If you are already using resource representations for the models in your MVC user interface, why limit yourself to a single domain? There is no reason why you couldn’t use multiple domains. This allows for what I call DMVC: Distributed Model View Controller. By distributing your models over a number of applications (via REST media types) you can get get some great long term efficiencies by the serendipitous, and unplanned, reuse of REST APIs.

For example, if you have a non-trivial content management system, you are going to want to move your content changes from the author to an editor to perhaps a legal reviewer and maybe finally to a marketing manager before those changes are “live”. At the same time, you may have defect tracking system where defects move from reported, through any number of stages to completed.

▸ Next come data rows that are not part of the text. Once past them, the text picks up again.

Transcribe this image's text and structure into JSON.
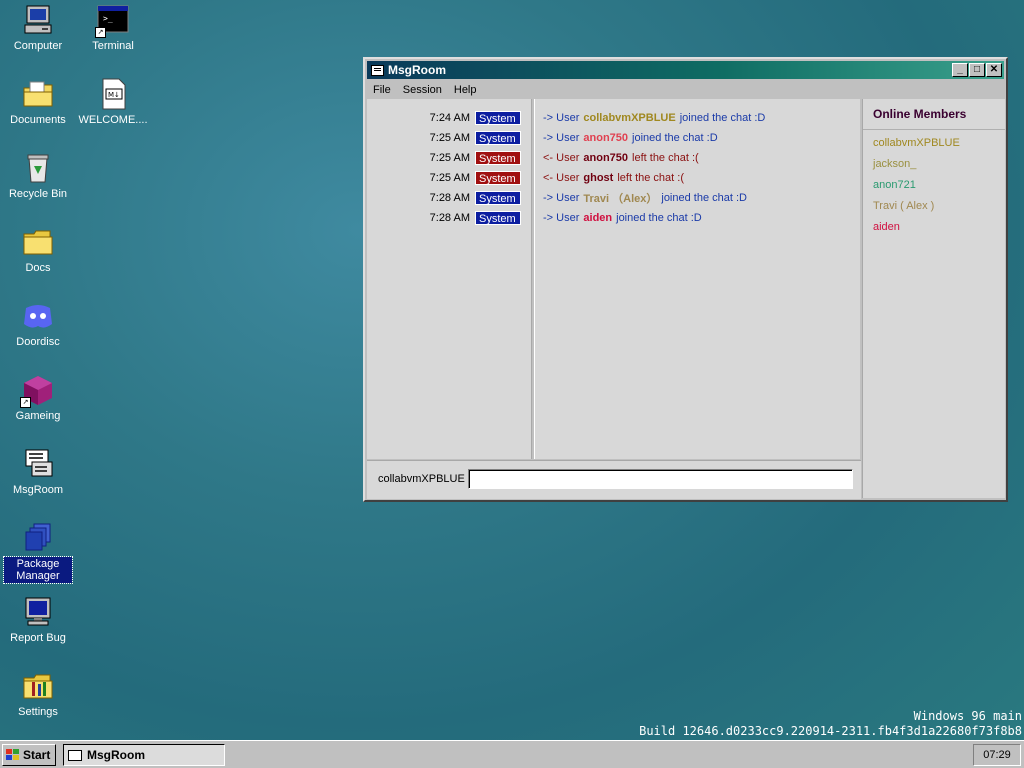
{
  "desktop": {
    "icons": [
      {
        "label": "Computer",
        "icon": "computer-icon"
      },
      {
        "label": "Terminal",
        "icon": "terminal-icon"
      },
      {
        "label": "Documents",
        "icon": "documents-folder-icon"
      },
      {
        "label": "WELCOME....",
        "icon": "markdown-file-icon"
      },
      {
        "label": "Recycle Bin",
        "icon": "recycle-bin-icon"
      },
      {
        "label": "Docs",
        "icon": "folder-icon"
      },
      {
        "label": "Doordisc",
        "icon": "doordisc-icon"
      },
      {
        "label": "Gameing",
        "icon": "cube-icon"
      },
      {
        "label": "MsgRoom",
        "icon": "msgroom-icon"
      },
      {
        "label": "Package Manager",
        "icon": "package-icon"
      },
      {
        "label": "Report Bug",
        "icon": "monitor-icon"
      },
      {
        "label": "Settings",
        "icon": "settings-icon"
      }
    ],
    "build_line1": "Windows 96 main",
    "build_line2": "Build 12646.d0233cc9.220914-2311.fb4f3d1a22680f73f8b8"
  },
  "window": {
    "title": "MsgRoom",
    "menu": [
      "File",
      "Session",
      "Help"
    ],
    "log": [
      {
        "time": "7:24 AM",
        "tag": "System",
        "kind": "join",
        "arrow": "->",
        "prefix": "User",
        "user": "collabvmXPBLUE",
        "user_color": "#a08820",
        "action": "joined the chat :D"
      },
      {
        "time": "7:25 AM",
        "tag": "System",
        "kind": "join",
        "arrow": "->",
        "prefix": "User",
        "user": "anon750",
        "user_color": "#e04050",
        "action": "joined the chat :D"
      },
      {
        "time": "7:25 AM",
        "tag": "System",
        "kind": "leave",
        "arrow": "<-",
        "prefix": "User",
        "user": "anon750",
        "user_color": "#700010",
        "action": "left the chat :("
      },
      {
        "time": "7:25 AM",
        "tag": "System",
        "kind": "leave",
        "arrow": "<-",
        "prefix": "User",
        "user": "ghost",
        "user_color": "#700010",
        "action": "left the chat :("
      },
      {
        "time": "7:28 AM",
        "tag": "System",
        "kind": "join",
        "arrow": "->",
        "prefix": "User",
        "user": "Travi （Alex）",
        "user_color": "#a08850",
        "action": "joined the chat :D"
      },
      {
        "time": "7:28 AM",
        "tag": "System",
        "kind": "join",
        "arrow": "->",
        "prefix": "User",
        "user": "aiden",
        "user_color": "#d01040",
        "action": "joined the chat :D"
      }
    ],
    "members_title": "Online Members",
    "members": [
      {
        "name": "collabvmXPBLUE",
        "color": "#a08820"
      },
      {
        "name": "jackson_",
        "color": "#9a9040"
      },
      {
        "name": "anon721",
        "color": "#2a9a70"
      },
      {
        "name": "Travi ( Alex )",
        "color": "#a08850"
      },
      {
        "name": "aiden",
        "color": "#d01040"
      }
    ],
    "nickname": "collabvmXPBLUE",
    "input_value": ""
  },
  "taskbar": {
    "start_label": "Start",
    "task_label": "MsgRoom",
    "clock": "07:29"
  }
}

Traditionally, you would include something like acts_as_statemachine in each of your rails apps to get this functionality.

But if you apply the REST architectural style, you can create 3 independent applications: Content Management, Defect Management, Workflow. The Workflow applciation would have something like a State resource which would be associated with some other resource without knowing anything about that resource. If the business logic was sufficiently complex (for instance, a change in the State resource would change the associated resource) you could create another application that combined a State resource with a (let’s say) Defect resource to expose StatefulDefect resources.

Also, because you have decoupled your the workflow from both your CMS and your defect tracking, you can reuse both to create a project management application where the content is not work flowed but managed wiki style and defects are not workflowed rather raised and closed since you have hourly builds to the project server (or what ever).

We already know how to optimize and scale web servers, and the same can be done here. Or, if this is a purely internal set of services (or even largely) you could create a more efficient connection mechanisms/schemes than HTTP (I’m not sure what those would be). Or you might try more efficient media types (for example using JSON or even a binary format).

REST, Associations & ORM

One of the more valuable parts of Rails is the ActiveRecord ORM. It allows you to say that a Blog belongs_to a User and a User has_many blogs. Associations between these objects are by ID as they refer to other records in the database.

But REST blows that apart. Your Blog and your User are no longer stored in the same database. We refer to every unique resource by a URL so it may live somewhere totally unaccessible to us. If I have blogs and you have users, I can say that my blog belongs to a user, but I cannot expect your users will know anything about my blogs. Now perhaps the representation of the user that you give me includes a list of blogs that the user owns, in which case I can PUT back a representation that includes the URI of my Blog, but my code cannot rely on that information being known.

You also get some interesting behaviours.

All you have is a URI. You have NO idea what that resource is. As a result, its conceivable that I might try to create a blog that is “owned” by an image. Or the URI point to a resource that is a legitimate owner of the blog but its media types are not those that the blog application understands. For the most part, that’s OK because the blog application is really just an API, its not our User Interface. The User Interface application will need to have coping mechanisms for this but I’m not sure that’s a problem. If all you’re producing is an API, then its not even your problem.

More importantly, you get all sorts of strangely compelling polymorphism. Its liberating not to know what you’re associated with since it guarantees that you’ll become associated with all sorts of unexpected things.